Wednesday, July 11, 2018

Crusader on the Bayou: James Lee Burke's Dave Robicheaux series

Writing my Charlie Parker post the other day, I remembered I'm no longer up to date on James Lee Burke's Dave Robicheaux series. It's been nearly a decade since I read one - 2008's Swan Peak - and after so many years I think it's finally time to catch up. Since then there've been four more books with another coming next year: The Glass Rainbow (2010), Creole Belle (2012), Light of the World (2013), Robicheaux: You Know My Name (2018), Ball and Chain (2019).

The series starts off with The Neon Rain (1987). In this book Dave Robicheaux is introduced as an alcoholic and a Vietnam vet and serving as a New Orleans police detective. He has a far too intimate relationship with violence. As the series progressed he was brutalized by fate and the corrupt and evil figures who haunted an increasingly phatasmagorical Louisiana.

Only one book, the stunning In the Electric Mist with Confederate Dead, could reasonably be called a supernatural story (but then, it could all just be alcoholic hallucinations). Nonetheless, Burke's Louisiana is haunted by the ghosts of murder victims crying out for justice, or at least to not be forgotten.

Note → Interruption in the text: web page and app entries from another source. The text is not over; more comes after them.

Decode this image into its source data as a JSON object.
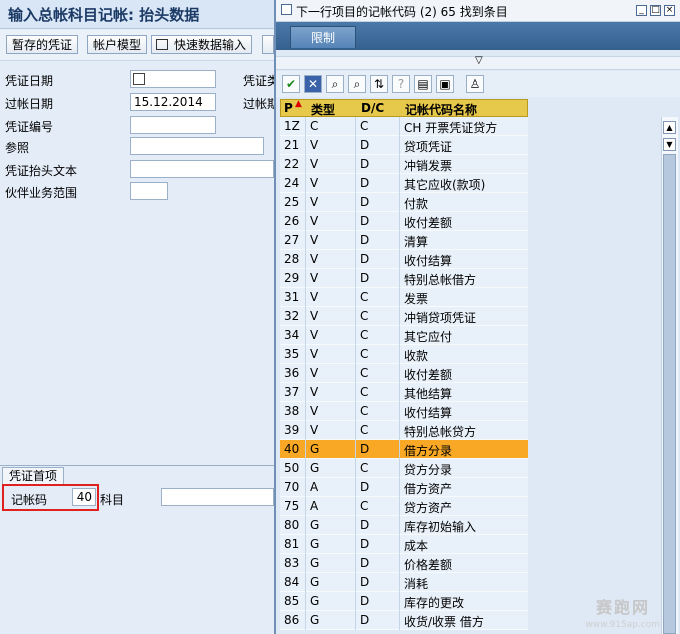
{
  "background": {
    "title": "输入总帐科目记帐: 抬头数据",
    "toolbar": [
      "暂存的凭证",
      "帐户模型",
      "快速数据输入"
    ],
    "fields": [
      {
        "label": "凭证日期",
        "value": ""
      },
      {
        "label": "过帐日期",
        "value": "15.12.2014"
      },
      {
        "label": "凭证编号",
        "value": ""
      },
      {
        "label": "参照",
        "value": ""
      },
      {
        "label": "凭证抬头文本",
        "value": ""
      },
      {
        "label": "伙伴业务范围",
        "value": ""
      }
    ],
    "right_labels": [
      "凭证类",
      "过帐期"
    ],
    "section_tab": "凭证首项",
    "posting_key_label": "记帐码",
    "posting_key_value": "40",
    "account_label": "科目"
  },
  "popup": {
    "title": "下一行项目的记帐代码 (2)   65 找到条目",
    "tab": "限制",
    "columns": [
      "P",
      "类型",
      "D/C",
      "记帐代码名称"
    ],
    "rows": [
      {
        "p": "1Z",
        "t": "C",
        "dc": "C",
        "n": "CH 开票凭证贷方"
      },
      {
        "p": "21",
        "t": "V",
        "dc": "D",
        "n": "贷项凭证"
      },
      {
        "p": "22",
        "t": "V",
        "dc": "D",
        "n": "冲销发票"
      },
      {
        "p": "24",
        "t": "V",
        "dc": "D",
        "n": "其它应收(款项)"
      },
      {
        "p": "25",
        "t": "V",
        "dc": "D",
        "n": "付款"
      },
      {
        "p": "26",
        "t": "V",
        "dc": "D",
        "n": "收付差额"
      },
      {
        "p": "27",
        "t": "V",
        "dc": "D",
        "n": "清算"
      },
      {
        "p": "28",
        "t": "V",
        "dc": "D",
        "n": "收付结算"
      },
      {
        "p": "29",
        "t": "V",
        "dc": "D",
        "n": "特别总帐借方"
      },
      {
        "p": "31",
        "t": "V",
        "dc": "C",
        "n": "发票"
      },
      {
        "p": "32",
        "t": "V",
        "dc": "C",
        "n": "冲销贷项凭证"
      },
      {
        "p": "34",
        "t": "V",
        "dc": "C",
        "n": "其它应付"
      },
      {
        "p": "35",
        "t": "V",
        "dc": "C",
        "n": "收款"
      },
      {
        "p": "36",
        "t": "V",
        "dc": "C",
        "n": "收付差额"
      },
      {
        "p": "37",
        "t": "V",
        "dc": "C",
        "n": "其他结算"
      },
      {
        "p": "38",
        "t": "V",
        "dc": "C",
        "n": "收付结算"
      },
      {
        "p": "39",
        "t": "V",
        "dc": "C",
        "n": "特别总帐贷方"
      },
      {
        "p": "40",
        "t": "G",
        "dc": "D",
        "n": "借方分录"
      },
      {
        "p": "50",
        "t": "G",
        "dc": "C",
        "n": "贷方分录"
      },
      {
        "p": "70",
        "t": "A",
        "dc": "D",
        "n": "借方资产"
      },
      {
        "p": "75",
        "t": "A",
        "dc": "C",
        "n": "贷方资产"
      },
      {
        "p": "80",
        "t": "G",
        "dc": "D",
        "n": "库存初始输入"
      },
      {
        "p": "81",
        "t": "G",
        "dc": "D",
        "n": "成本"
      },
      {
        "p": "83",
        "t": "G",
        "dc": "D",
        "n": "价格差额"
      },
      {
        "p": "84",
        "t": "G",
        "dc": "D",
        "n": "消耗"
      },
      {
        "p": "85",
        "t": "G",
        "dc": "D",
        "n": "库存的更改"
      },
      {
        "p": "86",
        "t": "G",
        "dc": "D",
        "n": "收货/收票 借方"
      }
    ],
    "selected_p": "40"
  },
  "watermark": "赛跑网",
  "watermark_url": "www.915ap.com"
}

The evil done by the gangsters, venal businessmen, and corrupt politicians that plague the state, stains and warps everything. Some villains even seem to reek of hellfire and sulfur. The Robicheaux books aren't paranormal thrillers or magical realism, but they have a fantastic (and fantastical) sense of place. Burke writes not just like he knows every back alley in New Orleans and dirt road of Iberia Parish, but the region's secret and forgotten history as well.
   Not many people believe this, but in the early months of 1942 Nazi submarines used to lie in wait at the mouth of the Mississippi for the tankers that sailed without naval escort from the oil refineries at Baton Rouge into the Gulf of Mexico.
   It was a shooting gallery. Because of wartime censorship the newspapers and radio carried no accounts of the American ships sunk off the Louisiana coast, but just after sunset people could see the oil fires burning on the southern horizon, like a quickening orange smudge low in the winter sky.
   As a little boy in New Iberia, I heard shrimpers talk about the burned, oil-coated bodies of four merchant sailors who had been found floating like lumps of coal in an island of kelp, their sightless eyes and poached faces strung with jellyfish.
   I had nightmares for many years about Nazis, who I imagined as pinch-faced, slit-eyed creatures who lived beneath the waves, not far from my home, and who would eventually impose a diabolical design upon the earth.
from Dixie City Jam 

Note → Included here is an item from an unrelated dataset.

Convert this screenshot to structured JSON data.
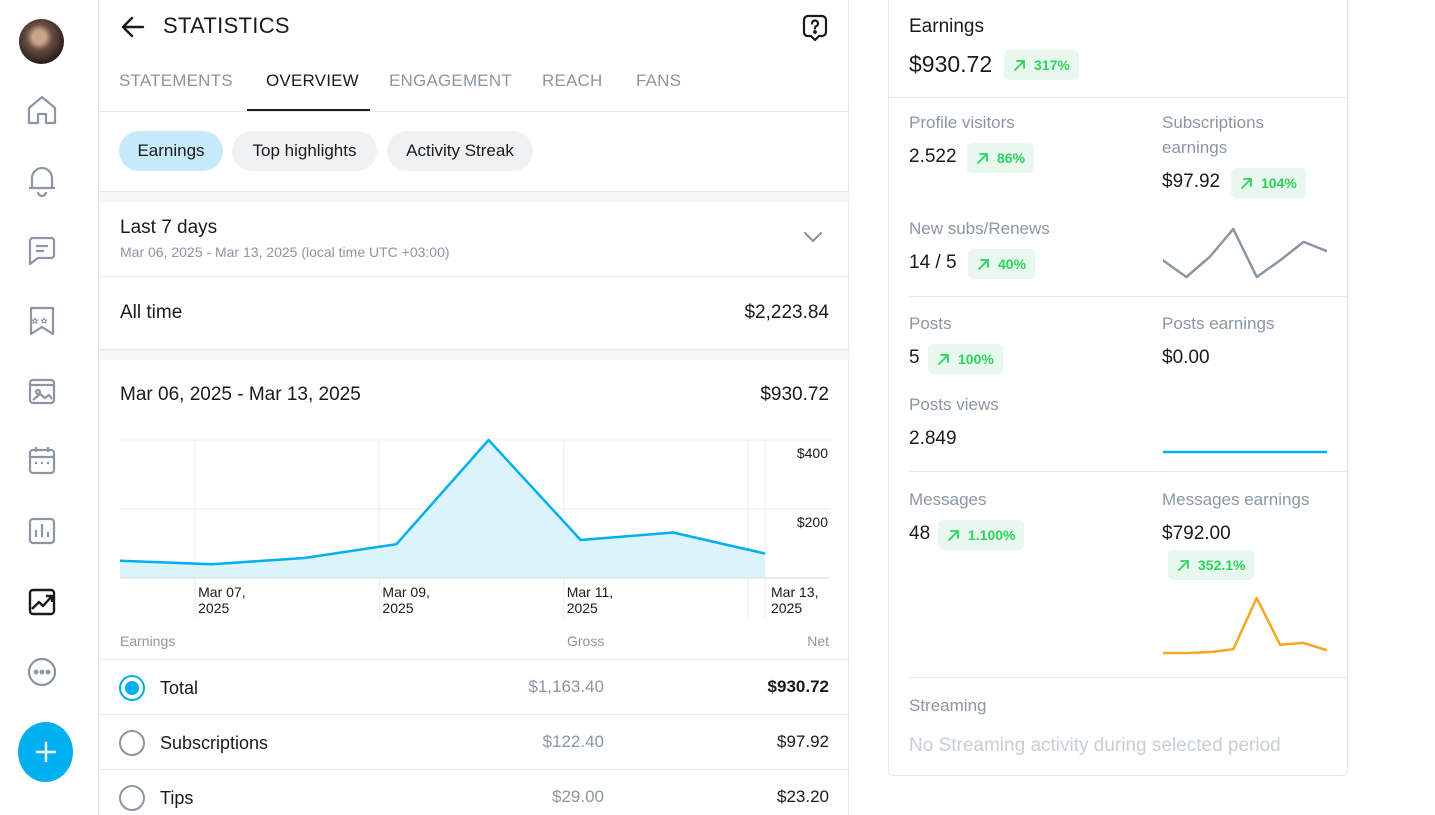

I've read seventeen entries in the series which is about 6,000 pages of story, so it shouldn't surprise you to read I fail to remember most of the details. I do, however, remember the general flow of Robicheaux's career and the brutalities inflicted on him by all manners of low characters and the tragedies he suffers. Always a good, if haunted, man, Robicheaux gradually becomes like something out of myth, a crusader armed with a pistol and a badge.

There have been plenty of similar characters - hard men who mete out justice in a hard world when no one else will - in crime fiction. It's not an original archetype. What separates the Dave Robicheaux books from so many others is Burke's exquisitely evocative writing about place. Whether the majestically corrupt city of New Orleans or the lush, green parishes of rural Louisiana, it pulses and seethes with life. Like Chandler's Los Angeles, Burke's fictionalized version of a real place seems somehow truer and more real than a non-fiction depiction.


I just finished The Neon Rain (1987). I liked it well enough, but if it had been the first book I read in the series, and not In the Electric Mist With Confederate Dead, I probably wouldn't have read any more.

The Dave Robicheaux of this first book is an asshole. There's no beating around the bush about that. He confronts people even when he knows better, dismisses people who can help him, and is basically just an annoying dick. Not all the time, but most of the time. 

The mystery in The Neon Rain isn't very compelling, another detrimental weakness. There's nothing original about it and if it you think it feels a like something you might have seen on Miami Vice you'd be forgiven. It's also not plotted very well. You can see where it's going all of the time, mostly because you've seen it before. 

The villains aren't very compelling either. They are mostly cookie-cutter mid-eighties-style Central American drug lords, ex-government spooks, and central-casting Mafiosi. Only some sharp dialogue keeps them from being completely forgettable. 

On the other hand, it is interesting to see Burke beginning to chart out how the series will develop. American involvement in Central America is what propels events in The Neon Rain. Robicheaux becomes convinced the dead woman he found while he was fishing was murdered, not just an overdose victime. His investigation leads him to a major drug dealer originally from Nicaragua. From there he finds himself threatened by a gang of assorted thugs from Nicaragua, Israel, and the CIA. 

This is something Burke will come back to time and time again in the later books. Someone is murdered, often a person of no consequence in polite society, and behind it are larger forces protected by wealth and power from justice. Confronting the sinister powers that be will become Robicheaux's 
raison d'être as the series progresses. There are also flashes of Robicheaux's Catholicism, a significant factor in propelling his unending drive for justice.

If you're going to read this series - and I heartily recommend you should - you have to start with this book. Robicheaux, obviously, is introduced, but there are also his crazed NOPD partner, Clete Purcell, and the angelic Annie. Despite the failings of the story and the weak villains, it's worth reading just to see where everything starts.